The information in this article was obtained from various sources not associated with State Farm® (including State Farm Mutual Automobile Insurance Company and its subsidiaries and affiliates). While we believe it to be reliable and accurate, we do not warrant the accuracy or reliability of the information. State Farm is not responsible for, and does not endorse or approve, either implicitly or explicitly, the content of any third party sites that might be hyperlinked from this page. The information is not intended to replace manuals, instructions or information provided by a manufacturer or the advice of a qualified professional, or to affect coverage under any applicable insurance policy. These suggestions are not a complete list of every loss control measure. State Farm makes no guarantees of results from use of this information.

Securities distributed by State Farm® VP Management Corp.

Diversification and Asset allocation does not assure a profit or protect against loss.

Bonds are subject to interest rate risk and may decline in value due to an increase in interest rates.

Past performance is no guarantee of future results.

Securities are not FDIC insured, are not bank guaranteed and are subject to investment risk, including possible loss of principal.

Neither State Farm nor its agents provide tax or legal advice.


Start a Quote
Select a product to start a quote.
Agents Near You
Contact Us

Also important

Ways to Boost Your Retirement Savings

If you've wondered whether your retirement savings will last through retirement, you're not alone. Learn some ways to help your retirement savings go further.

How to Reach Your Financial Goals

Whether the amount is big or small, calculate how much you need to save each month to reach your goal.

Related articles

What is Survivorship Universal Life Insurance?

Survivorship universal life insurance can be used for legacy/estate planning, business transitions, charitable giving and more.

Millennials & Gen X Retirement Planning

Millennial retirement savings advice is proving less effective for Gen X & Millennials. Discover how to take actionable steps to create a more secure future.

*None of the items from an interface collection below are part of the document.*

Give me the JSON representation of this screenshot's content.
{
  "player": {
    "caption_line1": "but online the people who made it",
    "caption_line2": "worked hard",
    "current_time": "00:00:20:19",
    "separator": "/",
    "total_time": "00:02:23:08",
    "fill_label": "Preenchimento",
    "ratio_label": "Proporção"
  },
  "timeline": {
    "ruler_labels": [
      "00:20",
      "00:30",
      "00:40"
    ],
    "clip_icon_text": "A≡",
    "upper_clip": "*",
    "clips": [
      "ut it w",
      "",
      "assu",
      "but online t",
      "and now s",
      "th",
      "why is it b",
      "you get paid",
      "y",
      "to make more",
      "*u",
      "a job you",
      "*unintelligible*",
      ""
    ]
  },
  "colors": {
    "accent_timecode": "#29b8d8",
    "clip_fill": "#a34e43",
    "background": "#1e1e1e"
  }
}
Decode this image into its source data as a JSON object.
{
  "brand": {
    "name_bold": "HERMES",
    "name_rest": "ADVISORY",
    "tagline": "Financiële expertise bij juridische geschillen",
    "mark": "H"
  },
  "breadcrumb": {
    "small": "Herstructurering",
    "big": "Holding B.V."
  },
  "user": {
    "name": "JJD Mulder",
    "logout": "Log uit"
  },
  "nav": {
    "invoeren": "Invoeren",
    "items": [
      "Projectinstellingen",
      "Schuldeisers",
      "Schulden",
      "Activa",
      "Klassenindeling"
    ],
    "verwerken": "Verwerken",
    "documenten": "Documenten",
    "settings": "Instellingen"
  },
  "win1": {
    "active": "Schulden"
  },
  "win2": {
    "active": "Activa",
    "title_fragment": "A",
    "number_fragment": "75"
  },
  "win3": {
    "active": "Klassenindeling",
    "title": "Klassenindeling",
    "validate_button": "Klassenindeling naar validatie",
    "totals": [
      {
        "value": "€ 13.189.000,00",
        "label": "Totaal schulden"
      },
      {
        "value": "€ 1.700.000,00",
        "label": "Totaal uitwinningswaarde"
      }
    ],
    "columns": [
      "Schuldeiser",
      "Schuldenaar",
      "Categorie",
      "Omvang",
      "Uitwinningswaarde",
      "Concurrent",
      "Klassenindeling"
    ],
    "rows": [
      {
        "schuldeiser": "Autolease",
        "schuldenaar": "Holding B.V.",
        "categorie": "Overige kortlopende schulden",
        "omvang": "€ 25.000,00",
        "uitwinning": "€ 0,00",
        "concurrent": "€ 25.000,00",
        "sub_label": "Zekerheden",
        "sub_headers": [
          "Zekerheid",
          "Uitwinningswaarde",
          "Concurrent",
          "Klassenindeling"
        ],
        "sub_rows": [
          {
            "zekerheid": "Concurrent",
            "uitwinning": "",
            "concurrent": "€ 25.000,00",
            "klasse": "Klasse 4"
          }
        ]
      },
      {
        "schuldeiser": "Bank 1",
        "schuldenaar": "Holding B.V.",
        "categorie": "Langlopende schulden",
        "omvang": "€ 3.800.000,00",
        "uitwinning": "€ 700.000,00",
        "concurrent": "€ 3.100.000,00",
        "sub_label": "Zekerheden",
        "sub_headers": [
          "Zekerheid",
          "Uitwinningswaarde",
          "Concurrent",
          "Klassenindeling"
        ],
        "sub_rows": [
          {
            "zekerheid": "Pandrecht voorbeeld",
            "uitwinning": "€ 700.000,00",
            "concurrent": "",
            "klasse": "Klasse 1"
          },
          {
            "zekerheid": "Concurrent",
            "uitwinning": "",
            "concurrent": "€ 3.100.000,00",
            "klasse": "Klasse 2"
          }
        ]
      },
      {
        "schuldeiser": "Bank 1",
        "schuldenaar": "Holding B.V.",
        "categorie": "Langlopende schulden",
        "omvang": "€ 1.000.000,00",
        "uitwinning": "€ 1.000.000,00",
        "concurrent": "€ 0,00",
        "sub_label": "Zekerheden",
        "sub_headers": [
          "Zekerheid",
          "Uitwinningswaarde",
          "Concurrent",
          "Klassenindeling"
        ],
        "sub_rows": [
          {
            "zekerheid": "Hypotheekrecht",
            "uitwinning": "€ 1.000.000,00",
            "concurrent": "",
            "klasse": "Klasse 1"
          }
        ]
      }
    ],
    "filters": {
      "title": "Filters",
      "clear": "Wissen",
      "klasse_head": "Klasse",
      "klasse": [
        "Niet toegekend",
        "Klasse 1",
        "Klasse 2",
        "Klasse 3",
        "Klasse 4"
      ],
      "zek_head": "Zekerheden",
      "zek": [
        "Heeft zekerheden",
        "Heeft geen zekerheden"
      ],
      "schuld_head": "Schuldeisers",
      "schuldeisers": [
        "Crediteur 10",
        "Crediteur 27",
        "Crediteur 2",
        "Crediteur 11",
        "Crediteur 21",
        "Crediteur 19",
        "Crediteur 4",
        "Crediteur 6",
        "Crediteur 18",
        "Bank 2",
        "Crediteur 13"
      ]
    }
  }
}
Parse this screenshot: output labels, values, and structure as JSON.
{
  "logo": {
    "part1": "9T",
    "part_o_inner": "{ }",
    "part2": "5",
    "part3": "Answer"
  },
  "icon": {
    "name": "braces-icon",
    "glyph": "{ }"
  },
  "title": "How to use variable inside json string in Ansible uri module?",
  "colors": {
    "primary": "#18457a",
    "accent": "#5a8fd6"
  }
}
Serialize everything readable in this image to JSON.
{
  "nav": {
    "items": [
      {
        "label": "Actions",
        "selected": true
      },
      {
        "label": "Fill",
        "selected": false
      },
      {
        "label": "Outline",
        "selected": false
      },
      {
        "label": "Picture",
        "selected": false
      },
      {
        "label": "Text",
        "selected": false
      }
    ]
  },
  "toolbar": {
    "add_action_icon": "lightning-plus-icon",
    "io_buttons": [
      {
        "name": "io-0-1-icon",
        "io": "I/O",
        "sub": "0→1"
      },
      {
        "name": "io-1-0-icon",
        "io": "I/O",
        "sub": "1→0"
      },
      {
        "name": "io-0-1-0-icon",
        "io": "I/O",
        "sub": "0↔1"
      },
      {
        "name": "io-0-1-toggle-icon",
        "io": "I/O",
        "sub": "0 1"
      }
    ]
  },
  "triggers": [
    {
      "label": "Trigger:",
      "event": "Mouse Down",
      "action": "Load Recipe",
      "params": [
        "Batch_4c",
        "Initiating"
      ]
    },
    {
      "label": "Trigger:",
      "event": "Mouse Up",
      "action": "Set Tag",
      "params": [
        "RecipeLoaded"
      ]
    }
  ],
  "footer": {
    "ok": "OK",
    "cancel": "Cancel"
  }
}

Steps For a Personal Financial Plan

A personal financial plan is important for your financial future. It's easy to start once you know these steps.